The Final Recycler View’s Adapter

3 min readNov 3, 2019
Photo by GR Stocks on Unsplash

While working with Recycler View in Android, we usually have to deal with various adapters specifically built for different lists. In someway, this has burdened us with more code to maintain. Therefore, I’ve created a common adapter that, together with data binding, can be used for any data set. This means you only have to create these classes once and reuse them multiple times.


  • Build an adapter that can be reusable in many places.
  • Encourage MVVM pattern so that models have all the logic and view is as dumb as possible.


This post assumes that you’re familiar with Android and it’s data binding feature. If you’re new to the concept, check out the official documents.


First, we need to provide necessary binding information so that the adapter knows what to display with the DataBindingEntry class:

This class contains the item’s layout id and a map of binding variables to be bound in that layout.


As the name infers, DataBindingViewHolder will do the binding “ritual” between view and data. This is the most important part of the whole approach, where everything can be abstract thanks to the power of data binding.

ViewDataBinding is the base class that every binding class generated by Android extends from. The reason why we don’t need a concrete implementation is because the base class has a method called setVariable that accepts any object. For concrete classes, you will have extra setters for variables you have declared in the layouts. When onBindViewHolder method in the adapter is called, a DataBindingEntry at a specific position will be passed in the holder’s bind method. Here we use the setVariable mentioned previously to bind all variables provided by the entry.
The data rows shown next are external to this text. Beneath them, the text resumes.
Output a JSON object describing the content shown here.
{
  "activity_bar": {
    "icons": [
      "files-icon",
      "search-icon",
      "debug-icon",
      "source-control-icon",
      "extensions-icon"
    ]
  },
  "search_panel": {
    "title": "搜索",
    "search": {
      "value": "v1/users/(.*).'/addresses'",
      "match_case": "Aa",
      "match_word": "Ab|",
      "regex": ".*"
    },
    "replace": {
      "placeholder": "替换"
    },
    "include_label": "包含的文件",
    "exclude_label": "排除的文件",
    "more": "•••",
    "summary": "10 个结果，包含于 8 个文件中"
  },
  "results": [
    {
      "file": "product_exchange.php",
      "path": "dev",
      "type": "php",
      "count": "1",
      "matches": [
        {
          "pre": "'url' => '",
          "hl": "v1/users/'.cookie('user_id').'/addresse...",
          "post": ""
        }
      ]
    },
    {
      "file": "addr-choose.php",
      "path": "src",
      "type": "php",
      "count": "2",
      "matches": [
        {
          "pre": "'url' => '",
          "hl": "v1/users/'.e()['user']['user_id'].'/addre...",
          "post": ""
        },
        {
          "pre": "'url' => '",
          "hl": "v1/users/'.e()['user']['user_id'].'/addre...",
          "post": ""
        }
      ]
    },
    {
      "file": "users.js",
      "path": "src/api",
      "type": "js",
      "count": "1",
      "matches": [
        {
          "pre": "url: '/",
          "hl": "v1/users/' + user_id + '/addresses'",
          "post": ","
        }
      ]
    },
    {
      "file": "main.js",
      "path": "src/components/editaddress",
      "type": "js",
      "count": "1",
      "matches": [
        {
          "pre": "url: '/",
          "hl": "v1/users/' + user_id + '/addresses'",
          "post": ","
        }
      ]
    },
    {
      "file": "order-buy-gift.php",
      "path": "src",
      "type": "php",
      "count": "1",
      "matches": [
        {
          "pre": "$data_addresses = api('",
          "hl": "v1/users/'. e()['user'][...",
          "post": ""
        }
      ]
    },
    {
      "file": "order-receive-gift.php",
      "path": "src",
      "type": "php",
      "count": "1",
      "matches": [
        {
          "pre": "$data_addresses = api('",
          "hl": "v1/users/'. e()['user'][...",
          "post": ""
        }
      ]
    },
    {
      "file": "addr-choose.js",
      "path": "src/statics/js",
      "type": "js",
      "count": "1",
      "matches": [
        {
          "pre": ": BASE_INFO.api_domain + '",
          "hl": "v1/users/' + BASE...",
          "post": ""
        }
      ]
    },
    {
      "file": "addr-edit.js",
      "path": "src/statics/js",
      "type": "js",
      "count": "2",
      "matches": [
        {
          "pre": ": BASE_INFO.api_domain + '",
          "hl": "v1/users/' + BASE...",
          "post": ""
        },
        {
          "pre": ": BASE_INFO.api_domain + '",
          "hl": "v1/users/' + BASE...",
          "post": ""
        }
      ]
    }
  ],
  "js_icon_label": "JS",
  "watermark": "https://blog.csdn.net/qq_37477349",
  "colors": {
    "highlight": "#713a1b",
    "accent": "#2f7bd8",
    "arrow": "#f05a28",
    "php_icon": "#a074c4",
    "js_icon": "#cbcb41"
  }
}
Some other implementations I see elsewhere also add viewBinding.executePendingBindings() method when binding the holder but I feel it unnecessary because setVariable() in generated classes already requests a rebind.


This class is the last piece of the puzzle, where all the things are wired up. The adapter will be responsible to create and bind the view holders as well as get the appropriate layout for the items.

Notice that onViewAttachedToWindow and onViewDetachedFromWindow methods within the adapter. Basically, they are called when a view holder becomes either visible or hidden. Thus, it’s a perfect place to invoke the DataBindingViewHolder’s life cycle functions.

Binding Adapter In Action

Now, whenever you show a list on the screen, these are the steps you need to do:

That’s it! That’s all you need to construct a list that can be utilised for any data set, even a complex one. The only job that the adapter has to do is setting the values to the correct view through bindings in the provided layout. Hence, all logic to determine how the data should be displayed is now contained the model, which I usually referred to as UI model. The different between a UI model and domain model is the fact that a UI model represents almost exactly what is shown on the particular screen, whereas a domain model represents the business logic throughout the application. For more detail, you can take look at this well-explained article.

This is a very basic implementation to show you how powerful data binding can be. Hopefully it helps. Happy coding :)